• _Instructions to follow_
From the material that follows, please give the number of lines containing the string "Yazılarında", and that number alone.
*****
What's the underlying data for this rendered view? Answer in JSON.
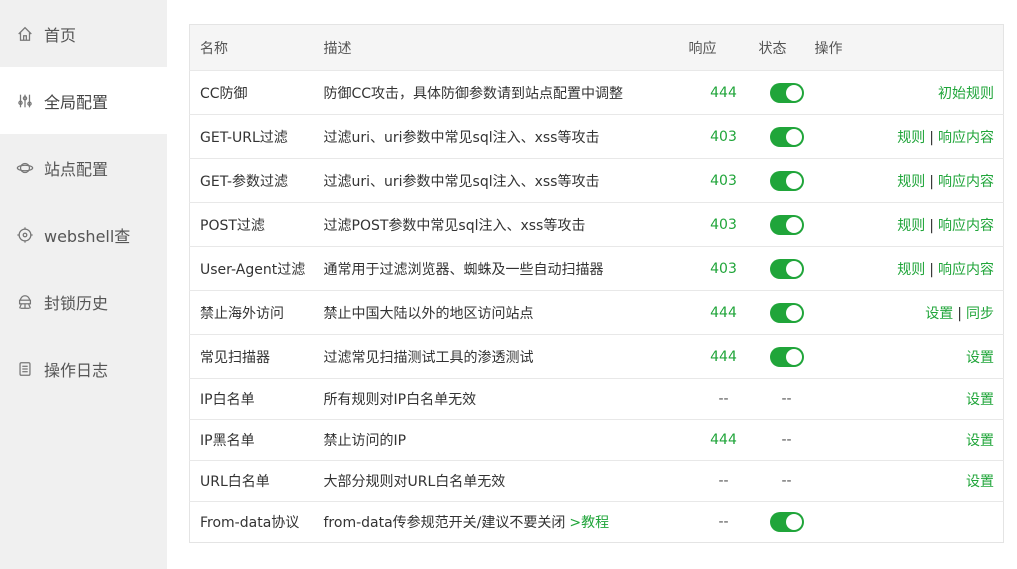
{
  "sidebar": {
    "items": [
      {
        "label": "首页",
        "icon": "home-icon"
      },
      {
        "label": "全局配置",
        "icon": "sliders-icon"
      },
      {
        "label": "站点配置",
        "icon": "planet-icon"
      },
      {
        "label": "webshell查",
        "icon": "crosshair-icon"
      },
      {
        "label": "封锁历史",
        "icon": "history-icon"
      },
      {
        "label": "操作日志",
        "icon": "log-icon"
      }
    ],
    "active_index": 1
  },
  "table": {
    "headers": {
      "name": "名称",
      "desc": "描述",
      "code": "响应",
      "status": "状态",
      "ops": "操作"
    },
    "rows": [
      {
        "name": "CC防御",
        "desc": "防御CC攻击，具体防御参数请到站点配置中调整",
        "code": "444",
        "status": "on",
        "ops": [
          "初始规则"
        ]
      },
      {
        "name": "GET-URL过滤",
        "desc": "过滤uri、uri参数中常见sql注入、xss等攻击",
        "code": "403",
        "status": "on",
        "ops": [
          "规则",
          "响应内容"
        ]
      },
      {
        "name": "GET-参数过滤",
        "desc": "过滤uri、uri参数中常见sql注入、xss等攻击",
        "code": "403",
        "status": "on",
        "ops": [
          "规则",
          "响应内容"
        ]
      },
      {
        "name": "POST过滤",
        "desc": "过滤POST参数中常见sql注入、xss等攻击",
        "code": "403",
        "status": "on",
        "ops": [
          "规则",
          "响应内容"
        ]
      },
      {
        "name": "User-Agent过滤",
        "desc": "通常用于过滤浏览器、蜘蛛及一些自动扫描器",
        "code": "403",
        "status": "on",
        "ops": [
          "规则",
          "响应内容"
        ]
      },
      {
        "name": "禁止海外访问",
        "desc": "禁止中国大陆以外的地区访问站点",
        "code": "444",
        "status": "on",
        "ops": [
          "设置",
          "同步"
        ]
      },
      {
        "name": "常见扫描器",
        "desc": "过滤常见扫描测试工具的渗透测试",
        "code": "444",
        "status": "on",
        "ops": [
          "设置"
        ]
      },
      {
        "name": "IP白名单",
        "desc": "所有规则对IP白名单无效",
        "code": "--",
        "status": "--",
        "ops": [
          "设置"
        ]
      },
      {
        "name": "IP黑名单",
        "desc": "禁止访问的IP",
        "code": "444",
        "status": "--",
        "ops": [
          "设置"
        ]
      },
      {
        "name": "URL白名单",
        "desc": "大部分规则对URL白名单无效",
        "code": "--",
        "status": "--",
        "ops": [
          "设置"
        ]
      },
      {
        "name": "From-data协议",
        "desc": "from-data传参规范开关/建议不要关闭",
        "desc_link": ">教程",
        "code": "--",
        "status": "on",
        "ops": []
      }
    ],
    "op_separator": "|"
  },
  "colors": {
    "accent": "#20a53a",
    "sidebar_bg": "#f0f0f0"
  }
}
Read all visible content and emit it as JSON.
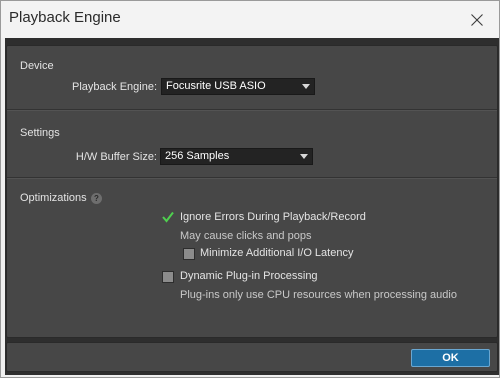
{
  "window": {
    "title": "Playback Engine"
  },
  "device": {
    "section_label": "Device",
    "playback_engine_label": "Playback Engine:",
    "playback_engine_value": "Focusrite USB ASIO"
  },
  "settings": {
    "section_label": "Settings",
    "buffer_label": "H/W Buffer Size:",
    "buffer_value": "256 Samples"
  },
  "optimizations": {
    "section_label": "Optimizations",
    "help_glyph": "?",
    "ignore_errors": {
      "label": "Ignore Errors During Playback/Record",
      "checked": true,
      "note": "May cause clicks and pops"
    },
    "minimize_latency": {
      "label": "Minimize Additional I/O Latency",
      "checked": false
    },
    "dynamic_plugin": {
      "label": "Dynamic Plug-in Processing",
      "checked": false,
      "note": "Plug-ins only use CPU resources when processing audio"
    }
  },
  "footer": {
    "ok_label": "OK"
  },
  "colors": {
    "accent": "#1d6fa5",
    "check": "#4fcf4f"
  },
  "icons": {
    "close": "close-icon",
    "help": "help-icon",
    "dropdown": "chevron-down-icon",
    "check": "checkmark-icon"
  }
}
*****
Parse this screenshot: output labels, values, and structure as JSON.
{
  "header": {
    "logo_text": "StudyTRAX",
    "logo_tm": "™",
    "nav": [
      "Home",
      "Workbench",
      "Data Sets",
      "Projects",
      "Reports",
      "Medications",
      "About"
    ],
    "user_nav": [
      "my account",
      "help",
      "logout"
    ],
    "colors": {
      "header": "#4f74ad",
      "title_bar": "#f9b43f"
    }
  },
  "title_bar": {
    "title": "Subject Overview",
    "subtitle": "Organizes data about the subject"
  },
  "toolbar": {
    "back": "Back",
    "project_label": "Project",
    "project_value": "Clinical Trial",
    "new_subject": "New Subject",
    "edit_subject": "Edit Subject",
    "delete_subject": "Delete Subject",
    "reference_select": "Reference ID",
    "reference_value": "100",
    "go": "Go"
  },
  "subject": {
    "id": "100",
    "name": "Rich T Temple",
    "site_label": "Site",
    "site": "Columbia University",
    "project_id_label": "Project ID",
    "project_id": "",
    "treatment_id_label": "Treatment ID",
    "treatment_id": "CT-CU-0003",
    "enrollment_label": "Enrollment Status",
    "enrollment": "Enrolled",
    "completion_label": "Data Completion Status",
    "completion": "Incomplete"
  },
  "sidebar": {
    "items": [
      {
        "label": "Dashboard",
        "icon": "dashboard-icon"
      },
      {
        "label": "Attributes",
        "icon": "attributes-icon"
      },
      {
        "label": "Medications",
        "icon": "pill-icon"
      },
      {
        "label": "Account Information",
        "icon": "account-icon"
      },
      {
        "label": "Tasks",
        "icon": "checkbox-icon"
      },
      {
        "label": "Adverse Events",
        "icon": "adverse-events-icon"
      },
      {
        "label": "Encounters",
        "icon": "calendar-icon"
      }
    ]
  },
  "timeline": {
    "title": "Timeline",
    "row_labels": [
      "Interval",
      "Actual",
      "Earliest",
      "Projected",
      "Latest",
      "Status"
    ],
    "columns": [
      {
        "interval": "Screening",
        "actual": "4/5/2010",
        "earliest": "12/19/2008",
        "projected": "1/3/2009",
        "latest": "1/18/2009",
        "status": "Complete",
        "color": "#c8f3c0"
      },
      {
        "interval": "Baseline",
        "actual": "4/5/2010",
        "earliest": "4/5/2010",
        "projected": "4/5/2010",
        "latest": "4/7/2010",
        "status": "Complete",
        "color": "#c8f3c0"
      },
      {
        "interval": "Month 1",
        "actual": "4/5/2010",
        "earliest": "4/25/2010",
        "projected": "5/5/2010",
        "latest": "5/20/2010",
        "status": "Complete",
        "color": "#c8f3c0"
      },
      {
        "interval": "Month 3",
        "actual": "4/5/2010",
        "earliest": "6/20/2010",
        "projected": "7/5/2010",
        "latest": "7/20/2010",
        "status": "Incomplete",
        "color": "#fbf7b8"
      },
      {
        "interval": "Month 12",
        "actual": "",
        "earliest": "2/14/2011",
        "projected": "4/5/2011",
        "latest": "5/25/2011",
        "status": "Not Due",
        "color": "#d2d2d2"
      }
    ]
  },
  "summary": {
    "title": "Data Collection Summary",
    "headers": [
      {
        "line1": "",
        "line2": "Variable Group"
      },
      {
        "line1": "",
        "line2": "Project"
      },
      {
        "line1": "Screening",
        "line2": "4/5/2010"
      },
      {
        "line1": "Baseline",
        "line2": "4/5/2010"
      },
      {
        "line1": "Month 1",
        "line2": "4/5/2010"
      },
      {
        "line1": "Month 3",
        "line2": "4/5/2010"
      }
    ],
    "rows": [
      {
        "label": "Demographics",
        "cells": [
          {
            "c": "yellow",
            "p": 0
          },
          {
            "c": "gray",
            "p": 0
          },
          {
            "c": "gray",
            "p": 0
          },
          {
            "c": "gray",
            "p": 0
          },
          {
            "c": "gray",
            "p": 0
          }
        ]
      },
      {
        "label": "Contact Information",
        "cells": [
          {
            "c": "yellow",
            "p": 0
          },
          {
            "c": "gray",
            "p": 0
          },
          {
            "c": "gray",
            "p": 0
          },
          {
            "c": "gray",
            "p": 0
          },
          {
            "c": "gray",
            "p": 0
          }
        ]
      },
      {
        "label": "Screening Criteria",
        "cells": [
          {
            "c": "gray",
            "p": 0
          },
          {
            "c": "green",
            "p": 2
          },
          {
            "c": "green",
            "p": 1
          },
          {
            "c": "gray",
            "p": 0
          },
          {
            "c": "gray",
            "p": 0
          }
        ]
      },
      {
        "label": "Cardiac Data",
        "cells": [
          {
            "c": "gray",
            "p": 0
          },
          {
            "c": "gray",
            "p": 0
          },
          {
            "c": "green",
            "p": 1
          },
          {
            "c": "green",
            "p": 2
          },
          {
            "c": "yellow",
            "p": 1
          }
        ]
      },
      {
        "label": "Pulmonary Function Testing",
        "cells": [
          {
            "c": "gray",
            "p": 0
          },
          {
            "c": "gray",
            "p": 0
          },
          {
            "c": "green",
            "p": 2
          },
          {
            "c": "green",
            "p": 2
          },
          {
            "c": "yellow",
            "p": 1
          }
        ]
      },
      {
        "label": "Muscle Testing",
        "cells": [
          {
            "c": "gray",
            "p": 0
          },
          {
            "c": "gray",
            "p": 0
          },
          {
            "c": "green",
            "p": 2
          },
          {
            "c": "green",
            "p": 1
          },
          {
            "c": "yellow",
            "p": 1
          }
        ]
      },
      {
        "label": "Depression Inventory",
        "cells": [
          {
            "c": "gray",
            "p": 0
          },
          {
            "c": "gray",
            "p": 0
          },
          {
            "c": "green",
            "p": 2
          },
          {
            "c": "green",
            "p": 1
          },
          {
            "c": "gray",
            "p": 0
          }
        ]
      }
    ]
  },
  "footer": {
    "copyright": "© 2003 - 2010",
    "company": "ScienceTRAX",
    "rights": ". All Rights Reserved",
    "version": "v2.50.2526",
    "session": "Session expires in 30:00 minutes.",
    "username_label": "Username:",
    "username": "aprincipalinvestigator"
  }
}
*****
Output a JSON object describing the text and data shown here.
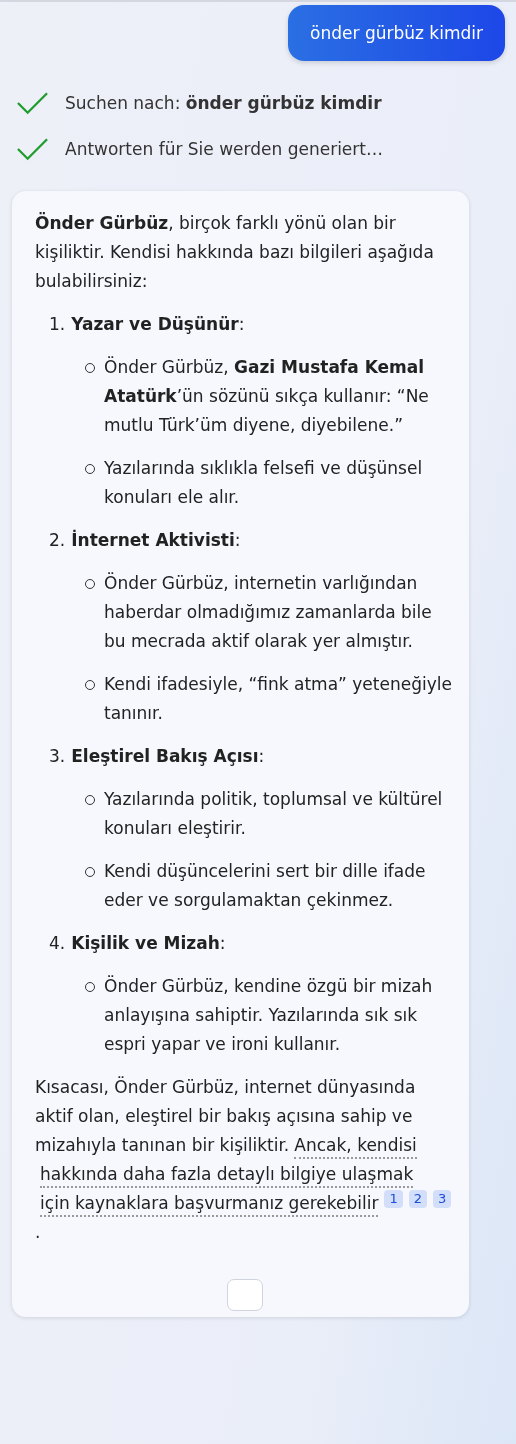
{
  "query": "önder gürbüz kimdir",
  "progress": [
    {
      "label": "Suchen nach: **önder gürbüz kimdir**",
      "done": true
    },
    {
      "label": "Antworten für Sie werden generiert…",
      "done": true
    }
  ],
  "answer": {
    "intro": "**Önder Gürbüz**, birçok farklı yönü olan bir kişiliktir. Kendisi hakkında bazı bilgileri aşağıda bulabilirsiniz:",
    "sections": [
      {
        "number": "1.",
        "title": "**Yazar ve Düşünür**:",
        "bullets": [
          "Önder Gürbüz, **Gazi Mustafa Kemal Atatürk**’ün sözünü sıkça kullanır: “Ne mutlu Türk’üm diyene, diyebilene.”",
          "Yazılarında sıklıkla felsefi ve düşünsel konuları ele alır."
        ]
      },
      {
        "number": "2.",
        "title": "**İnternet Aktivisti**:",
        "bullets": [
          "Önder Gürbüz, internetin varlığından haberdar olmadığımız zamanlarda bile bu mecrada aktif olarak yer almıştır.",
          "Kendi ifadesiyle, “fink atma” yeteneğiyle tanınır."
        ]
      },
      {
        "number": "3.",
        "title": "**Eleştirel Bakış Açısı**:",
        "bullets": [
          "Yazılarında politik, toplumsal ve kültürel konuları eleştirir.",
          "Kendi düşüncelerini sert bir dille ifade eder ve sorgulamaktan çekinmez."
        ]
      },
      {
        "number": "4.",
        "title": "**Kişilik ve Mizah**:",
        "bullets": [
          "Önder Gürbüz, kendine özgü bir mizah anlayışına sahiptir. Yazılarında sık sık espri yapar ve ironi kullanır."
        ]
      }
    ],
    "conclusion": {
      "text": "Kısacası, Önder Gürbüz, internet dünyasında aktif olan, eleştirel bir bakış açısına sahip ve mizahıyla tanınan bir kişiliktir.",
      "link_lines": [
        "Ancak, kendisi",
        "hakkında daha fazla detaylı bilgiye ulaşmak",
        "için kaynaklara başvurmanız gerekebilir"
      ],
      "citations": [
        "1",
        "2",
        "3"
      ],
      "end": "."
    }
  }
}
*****
• _Solution to this exercise_
3